▶ [Task instructions]: Within the records below, filter for lines carrying the word "this" and copy them.

▶ [Source data]:
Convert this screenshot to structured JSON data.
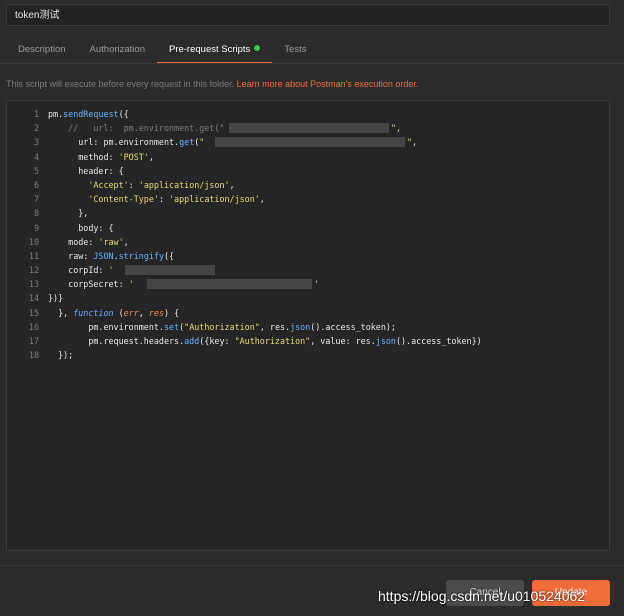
{
  "folder_name": "token测试",
  "tabs": [
    {
      "label": "Description"
    },
    {
      "label": "Authorization"
    },
    {
      "label": "Pre-request Scripts"
    },
    {
      "label": "Tests"
    }
  ],
  "active_tab": "Pre-request Scripts",
  "info": {
    "text": "This script will execute before every request in this folder. ",
    "link": "Learn more about Postman's execution order."
  },
  "code_lines": [
    "pm.sendRequest({",
    "    //   url:  pm.environment.get(\"",
    "      url: pm.environment.get(\"",
    "      method: 'POST',",
    "      header: {",
    "        'Accept': 'application/json',",
    "        'Content-Type': 'application/json',",
    "      },",
    "      body: {",
    "    mode: 'raw',",
    "    raw: JSON.stringify({",
    "    corpId: '",
    "    corpSecret: '",
    "})}",
    "  }, function (err, res) {",
    "        pm.environment.set(\"Authorization\", res.json().access_token);",
    "        pm.request.headers.add({key: \"Authorization\", value: res.json().access_token})",
    "  });"
  ],
  "buttons": {
    "cancel": "Cancel",
    "update": "Update"
  },
  "watermark": "https://blog.csdn.net/u010524062"
}
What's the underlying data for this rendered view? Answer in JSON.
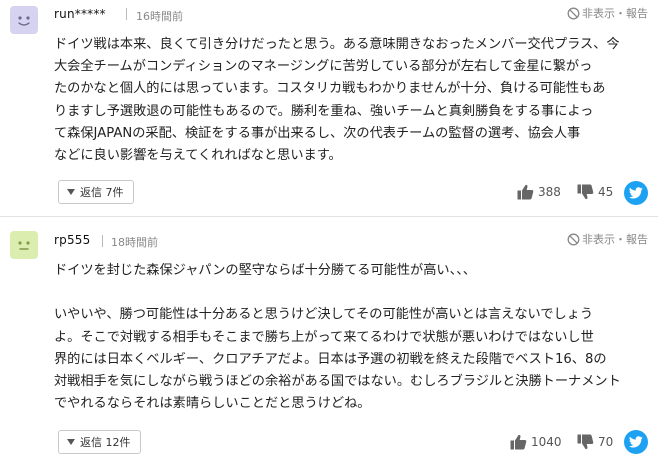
{
  "comments": [
    {
      "avatar_color": "#d6d3f0",
      "username": "run*****",
      "time": "16時間前",
      "report_label": "非表示・報告",
      "lines": [
        "ドイツ戦は本来、良くて引き分けだったと思う。ある意味開きなおったメンバー交代プラス、今",
        "大会全チームがコンディションのマネージングに苦労している部分が左右して金星に繋がっ",
        "たのかなと個人的には思っています。コスタリカ戦もわかりませんが十分、負ける可能性もあ",
        "りますし予選敗退の可能性もあるので。勝利を重ね、強いチームと真剣勝負をする事によっ",
        "て森保JAPANの采配、検証をする事が出来るし、次の代表チームの監督の選考、協会人事",
        "などに良い影響を与えてくれればなと思います。"
      ],
      "reply_label": "返信 7件",
      "likes": "388",
      "dislikes": "45"
    },
    {
      "avatar_color": "#dcedb0",
      "username": "rp555",
      "time": "18時間前",
      "report_label": "非表示・報告",
      "lines": [
        "ドイツを封じた森保ジャパンの堅守ならば十分勝てる可能性が高い、、、",
        "",
        "いやいや、勝つ可能性は十分あると思うけど決してその可能性が高いとは言えないでしょう",
        "よ。そこで対戦する相手もそこまで勝ち上がって来てるわけで状態が悪いわけではないし世",
        "界的には日本くベルギー、クロアチアだよ。日本は予選の初戦を終えた段階でベスト16、8の",
        "対戦相手を気にしながら戦うほどの余裕がある国ではない。むしろブラジルと決勝トーナメント",
        "でやれるならそれは素晴らしいことだと思うけどね。"
      ],
      "reply_label": "返信 12件",
      "likes": "1040",
      "dislikes": "70"
    }
  ],
  "icons": {
    "report": "no-entry-icon",
    "reply_toggle": "triangle-down-icon",
    "like": "thumbs-up-icon",
    "dislike": "thumbs-down-icon",
    "share": "twitter-icon"
  },
  "colors": {
    "twitter": "#1da1f2",
    "vote_icon": "#666666"
  }
}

▶ [Output of the exercise]:
Convert this screenshot to structured JSON data.
    "text": "This script will execute before every request in this folder. ",
What's the underlying data for this rendered view? Answer in JSON.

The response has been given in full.